* **AIM OF THE TASK**
Retype all of the records precisely.

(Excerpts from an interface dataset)

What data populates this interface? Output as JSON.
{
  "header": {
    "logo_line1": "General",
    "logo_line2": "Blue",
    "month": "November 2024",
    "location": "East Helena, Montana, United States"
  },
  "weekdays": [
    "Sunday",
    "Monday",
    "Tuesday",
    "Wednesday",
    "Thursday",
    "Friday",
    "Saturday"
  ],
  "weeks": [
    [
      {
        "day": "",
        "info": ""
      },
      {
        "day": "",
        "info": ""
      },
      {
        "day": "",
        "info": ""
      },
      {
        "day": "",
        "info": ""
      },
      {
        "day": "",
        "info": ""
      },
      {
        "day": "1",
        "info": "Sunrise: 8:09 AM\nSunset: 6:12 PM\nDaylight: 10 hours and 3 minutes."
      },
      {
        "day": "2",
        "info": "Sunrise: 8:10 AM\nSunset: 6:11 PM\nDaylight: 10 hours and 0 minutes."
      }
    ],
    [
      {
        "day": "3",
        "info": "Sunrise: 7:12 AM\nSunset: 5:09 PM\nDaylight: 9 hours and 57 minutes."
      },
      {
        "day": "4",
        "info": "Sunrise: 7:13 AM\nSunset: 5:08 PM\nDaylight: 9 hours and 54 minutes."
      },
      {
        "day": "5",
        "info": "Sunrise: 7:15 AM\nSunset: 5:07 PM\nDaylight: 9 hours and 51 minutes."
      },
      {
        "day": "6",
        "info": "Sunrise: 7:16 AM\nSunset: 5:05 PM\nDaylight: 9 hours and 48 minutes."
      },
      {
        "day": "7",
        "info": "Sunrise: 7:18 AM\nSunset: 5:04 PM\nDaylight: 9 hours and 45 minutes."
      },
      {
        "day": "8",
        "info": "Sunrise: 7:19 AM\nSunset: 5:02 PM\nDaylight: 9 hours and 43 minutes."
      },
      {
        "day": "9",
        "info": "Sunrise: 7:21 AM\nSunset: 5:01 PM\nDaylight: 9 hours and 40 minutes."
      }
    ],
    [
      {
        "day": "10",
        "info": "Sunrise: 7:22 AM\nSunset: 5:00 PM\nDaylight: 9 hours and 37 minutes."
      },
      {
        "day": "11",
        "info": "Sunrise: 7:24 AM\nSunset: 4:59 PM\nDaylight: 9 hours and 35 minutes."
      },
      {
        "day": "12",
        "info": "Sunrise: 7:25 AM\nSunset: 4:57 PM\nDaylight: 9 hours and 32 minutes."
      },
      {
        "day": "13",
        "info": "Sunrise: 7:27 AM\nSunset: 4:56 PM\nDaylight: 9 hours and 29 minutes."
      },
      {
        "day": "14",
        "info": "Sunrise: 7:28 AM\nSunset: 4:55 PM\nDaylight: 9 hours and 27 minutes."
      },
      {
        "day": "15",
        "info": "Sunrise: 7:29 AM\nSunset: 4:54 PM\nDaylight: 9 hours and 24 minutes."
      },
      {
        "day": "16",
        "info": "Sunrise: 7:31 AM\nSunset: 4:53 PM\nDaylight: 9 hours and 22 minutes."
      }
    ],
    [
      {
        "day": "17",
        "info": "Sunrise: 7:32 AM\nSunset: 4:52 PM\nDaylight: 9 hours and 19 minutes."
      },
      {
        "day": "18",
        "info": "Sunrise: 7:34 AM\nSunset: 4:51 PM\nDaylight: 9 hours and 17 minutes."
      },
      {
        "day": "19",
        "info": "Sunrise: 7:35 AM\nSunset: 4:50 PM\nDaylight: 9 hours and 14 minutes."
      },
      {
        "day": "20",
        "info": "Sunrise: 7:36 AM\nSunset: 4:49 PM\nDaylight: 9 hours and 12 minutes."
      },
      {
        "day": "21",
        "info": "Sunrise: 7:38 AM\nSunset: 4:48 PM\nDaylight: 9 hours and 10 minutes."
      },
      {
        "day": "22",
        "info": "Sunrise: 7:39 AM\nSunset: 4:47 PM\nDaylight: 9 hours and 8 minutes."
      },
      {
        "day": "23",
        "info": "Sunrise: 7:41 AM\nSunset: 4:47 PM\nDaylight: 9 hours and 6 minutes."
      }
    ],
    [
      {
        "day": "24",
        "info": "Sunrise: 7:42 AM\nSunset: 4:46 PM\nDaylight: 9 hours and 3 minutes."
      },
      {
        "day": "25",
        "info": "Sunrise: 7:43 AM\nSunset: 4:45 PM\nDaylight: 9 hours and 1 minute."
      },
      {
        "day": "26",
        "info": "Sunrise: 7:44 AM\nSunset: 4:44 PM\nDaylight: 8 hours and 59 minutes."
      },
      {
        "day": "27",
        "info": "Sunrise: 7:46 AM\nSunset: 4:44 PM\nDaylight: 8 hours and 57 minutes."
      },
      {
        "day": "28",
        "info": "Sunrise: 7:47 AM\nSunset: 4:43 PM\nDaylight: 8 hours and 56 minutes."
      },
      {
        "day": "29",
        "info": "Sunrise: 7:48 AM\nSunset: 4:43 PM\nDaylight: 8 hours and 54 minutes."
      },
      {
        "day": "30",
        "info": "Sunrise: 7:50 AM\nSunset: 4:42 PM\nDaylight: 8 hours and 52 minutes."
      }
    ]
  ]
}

* **RESPONSE BOX**
What data populates this interface? Output as JSON.
{
  "header": {
    "logo_line1": "General",
    "logo_line2": "Blue",
    "month": "November 2024",
    "location": "East Helena, Montana, United States"
  },
  "weekdays": [
    "Sunday",
    "Monday",
    "Tuesday",
    "Wednesday",
    "Thursday",
    "Friday",
    "Saturday"
  ],
  "weeks": [
    [
      {
        "day": "",
        "info": ""
      },
      {
        "day": "",
        "info": ""
      },
      {
        "day": "",
        "info": ""
      },
      {
        "day": "",
        "info": ""
      },
      {
        "day": "",
        "info": ""
      },
      {
        "day": "1",
        "info": "Sunrise: 8:09 AM\nSunset: 6:12 PM\nDaylight: 10 hours and 3 minutes."
      },
      {
        "day": "2",
        "info": "Sunrise: 8:10 AM\nSunset: 6:11 PM\nDaylight: 10 hours and 0 minutes."
      }
    ],
    [
      {
        "day": "3",
        "info": "Sunrise: 7:12 AM\nSunset: 5:09 PM\nDaylight: 9 hours and 57 minutes."
      },
      {
        "day": "4",
        "info": "Sunrise: 7:13 AM\nSunset: 5:08 PM\nDaylight: 9 hours and 54 minutes."
      },
      {
        "day": "5",
        "info": "Sunrise: 7:15 AM\nSunset: 5:07 PM\nDaylight: 9 hours and 51 minutes."
      },
      {
        "day": "6",
        "info": "Sunrise: 7:16 AM\nSunset: 5:05 PM\nDaylight: 9 hours and 48 minutes."
      },
      {
        "day": "7",
        "info": "Sunrise: 7:18 AM\nSunset: 5:04 PM\nDaylight: 9 hours and 45 minutes."
      },
      {
        "day": "8",
        "info": "Sunrise: 7:19 AM\nSunset: 5:02 PM\nDaylight: 9 hours and 43 minutes."
      },
      {
        "day": "9",
        "info": "Sunrise: 7:21 AM\nSunset: 5:01 PM\nDaylight: 9 hours and 40 minutes."
      }
    ],
    [
      {
        "day": "10",
        "info": "Sunrise: 7:22 AM\nSunset: 5:00 PM\nDaylight: 9 hours and 37 minutes."
      },
      {
        "day": "11",
        "info": "Sunrise: 7:24 AM\nSunset: 4:59 PM\nDaylight: 9 hours and 35 minutes."
      },
      {
        "day": "12",
        "info": "Sunrise: 7:25 AM\nSunset: 4:57 PM\nDaylight: 9 hours and 32 minutes."
      },
      {
        "day": "13",
        "info": "Sunrise: 7:27 AM\nSunset: 4:56 PM\nDaylight: 9 hours and 29 minutes."
      },
      {
        "day": "14",
        "info": "Sunrise: 7:28 AM\nSunset: 4:55 PM\nDaylight: 9 hours and 27 minutes."
      },
      {
        "day": "15",
        "info": "Sunrise: 7:29 AM\nSunset: 4:54 PM\nDaylight: 9 hours and 24 minutes."
      },
      {
        "day": "16",
        "info": "Sunrise: 7:31 AM\nSunset: 4:53 PM\nDaylight: 9 hours and 22 minutes."
      }
    ],
    [
      {
        "day": "17",
        "info": "Sunrise: 7:32 AM\nSunset: 4:52 PM\nDaylight: 9 hours and 19 minutes."
      },
      {
        "day": "18",
        "info": "Sunrise: 7:34 AM\nSunset: 4:51 PM\nDaylight: 9 hours and 17 minutes."
      },
      {
        "day": "19",
        "info": "Sunrise: 7:35 AM\nSunset: 4:50 PM\nDaylight: 9 hours and 14 minutes."
      },
      {
        "day": "20",
        "info": "Sunrise: 7:36 AM\nSunset: 4:49 PM\nDaylight: 9 hours and 12 minutes."
      },
      {
        "day": "21",
        "info": "Sunrise: 7:38 AM\nSunset: 4:48 PM\nDaylight: 9 hours and 10 minutes."
      },
      {
        "day": "22",
        "info": "Sunrise: 7:39 AM\nSunset: 4:47 PM\nDaylight: 9 hours and 8 minutes."
      },
      {
        "day": "23",
        "info": "Sunrise: 7:41 AM\nSunset: 4:47 PM\nDaylight: 9 hours and 6 minutes."
      }
    ],
    [
      {
        "day": "24",
        "info": "Sunrise: 7:42 AM\nSunset: 4:46 PM\nDaylight: 9 hours and 3 minutes."
      },
      {
        "day": "25",
        "info": "Sunrise: 7:43 AM\nSunset: 4:45 PM\nDaylight: 9 hours and 1 minute."
      },
      {
        "day": "26",
        "info": "Sunrise: 7:44 AM\nSunset: 4:44 PM\nDaylight: 8 hours and 59 minutes."
      },
      {
        "day": "27",
        "info": "Sunrise: 7:46 AM\nSunset: 4:44 PM\nDaylight: 8 hours and 57 minutes."
      },
      {
        "day": "28",
        "info": "Sunrise: 7:47 AM\nSunset: 4:43 PM\nDaylight: 8 hours and 56 minutes."
      },
      {
        "day": "29",
        "info": "Sunrise: 7:48 AM\nSunset: 4:43 PM\nDaylight: 8 hours and 54 minutes."
      },
      {
        "day": "30",
        "info": "Sunrise: 7:50 AM\nSunset: 4:42 PM\nDaylight: 8 hours and 52 minutes."
      }
    ]
  ]
}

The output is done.